Ocean Policy and Management in the Arctic


186 pages
Contains Illustrations
ISBN 0-919996-30-2




Reviewed by J.G. Reade

J.G. Reade was Librarian of the Dalhousie Ocean Studies Programme, Dalhousie University, Halifax.


This workshop brought together the members of the Arctic Ocean Programme Advisory Committee and other consultants and experts, to discuss the five research topics of the Arctic Resources Committee’s Arctic Ocean Programme: current ocean policy-making in Canada; legal issues affecting Arctic waters; Inuit use of the offshore and coastal areas; marine transportation; and ocean management theory. The workshop added to the above list the topic of Arctic marine science and technology, though only the discussion of this is included in this volume. All other topics are treated in a background paper (plus discussion), which aims “to provide an overview of the issues and concepts important to Arctic Ocean policy making and resource management.”

And providing an overview is very adequately done by most of these papers. “Ocean Policy Making in the Canadian Arctic,” by Hal Mills, takes one through the labyrinth of government departments and committees responsible for administration and legislation in the Arctic and details both existing policy and future policy requirements. “International Legal Issues in Arctic Waters” by Ken Beauchamp is a clear, concise coverage of legal and jurisdictional problems, intended for a non-legal audience.

“Arctic Marine Transportation: A View from the Bridge,” somewhat shorter than the other papers, only mentions briefly the various problems confronting surface and sub-surface transportation in Arctic areas.

Ken Beauchamp’s “Ocean Management: A Theoretical Perspective” makes an important contribution to the topic. (For the development of thought concerning ocean management, readers are referred to Environmental Law of the Sea, edited by Douglas M. Johnston, with whom Beauchamp studied. Environmental Policy and Law Paper No. 18, of the International Union for the Conservation of Nature and Natural Resources, 1981.)

A colleague who attended the workshop remembers the sessions as being lively but was disappointed that sufficient coverage was not devoted to a demonstration of why Arctic Ocean management is necessary — the papers and discussion assume that the reader is already familiar with the region and the issues involved.

That point notwithstanding, Ocean Policy and Management in the Arctic serves as a useful guide to the many problems facing politicians, policy-makers, and environmentalists; it provides some of the basis and groundwork for solving these problems.
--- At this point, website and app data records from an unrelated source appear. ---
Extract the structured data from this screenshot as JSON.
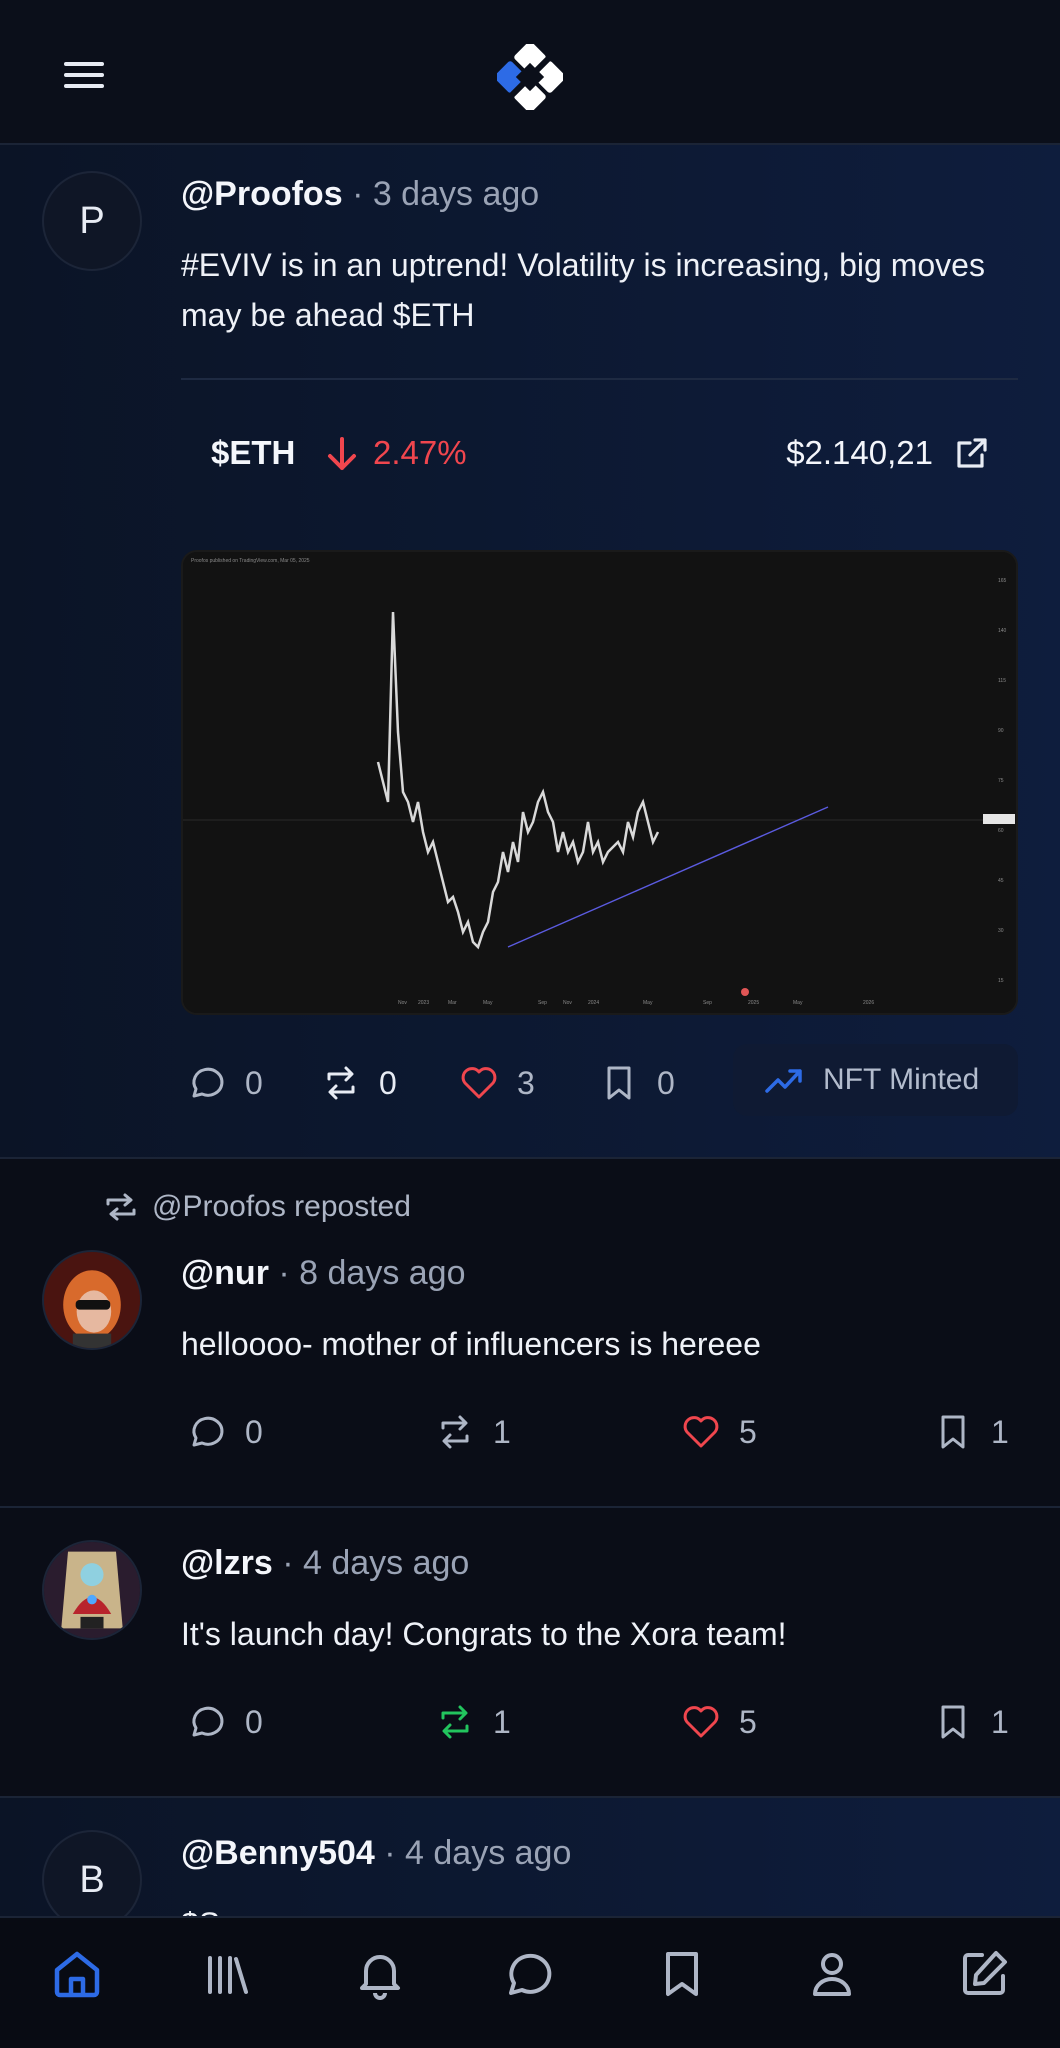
{
  "app": {
    "logo": "xora-logo"
  },
  "topbar": {
    "menu_icon": "hamburger-menu-icon"
  },
  "colors": {
    "accent_blue": "#2d6be6",
    "down_red": "#f0464e",
    "like_red": "#f0464e",
    "repost_green": "#22c55e",
    "background": "#0a0d17"
  },
  "posts": [
    {
      "avatar_letter": "P",
      "handle": "@Proofos",
      "time": "· 3 days ago",
      "text": "#EVIV is in an uptrend! Volatility is increasing, big moves may be ahead $ETH",
      "ticker": {
        "symbol": "$ETH",
        "change": "2.47%",
        "direction": "down",
        "price": "$2.140,21"
      },
      "chart_image": "TradingView ETH implied volatility chart",
      "stats": {
        "comments": "0",
        "reposts": "0",
        "likes": "3",
        "bookmarks": "0"
      },
      "badge": "NFT Minted"
    },
    {
      "repost_label": "@Proofos reposted",
      "handle": "@nur",
      "time": "· 8 days ago",
      "text": "helloooo- mother of influencers is hereee",
      "stats": {
        "comments": "0",
        "reposts": "1",
        "likes": "5",
        "bookmarks": "1"
      }
    },
    {
      "handle": "@lzrs",
      "time": "· 4 days ago",
      "text": "It's launch day! Congrats to the Xora team!",
      "stats": {
        "comments": "0",
        "reposts": "1",
        "likes": "5",
        "bookmarks": "1"
      }
    },
    {
      "avatar_letter": "B",
      "handle": "@Benny504",
      "time": "· 4 days ago",
      "text": "$S..."
    }
  ],
  "bottom_nav": [
    {
      "icon": "home-icon",
      "active": true
    },
    {
      "icon": "library-icon",
      "active": false
    },
    {
      "icon": "bell-icon",
      "active": false
    },
    {
      "icon": "chat-icon",
      "active": false
    },
    {
      "icon": "bookmark-icon",
      "active": false
    },
    {
      "icon": "profile-icon",
      "active": false
    },
    {
      "icon": "compose-icon",
      "active": false
    }
  ]
}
The Third National Workshop on People, Resources, and the Environment North of 60°, “Ocean Policy and Management in the Arctic,” Canadian Book Review Annual Online, accessed April 24, 2024, https://cbra.library.utoronto.ca/items/show/37681.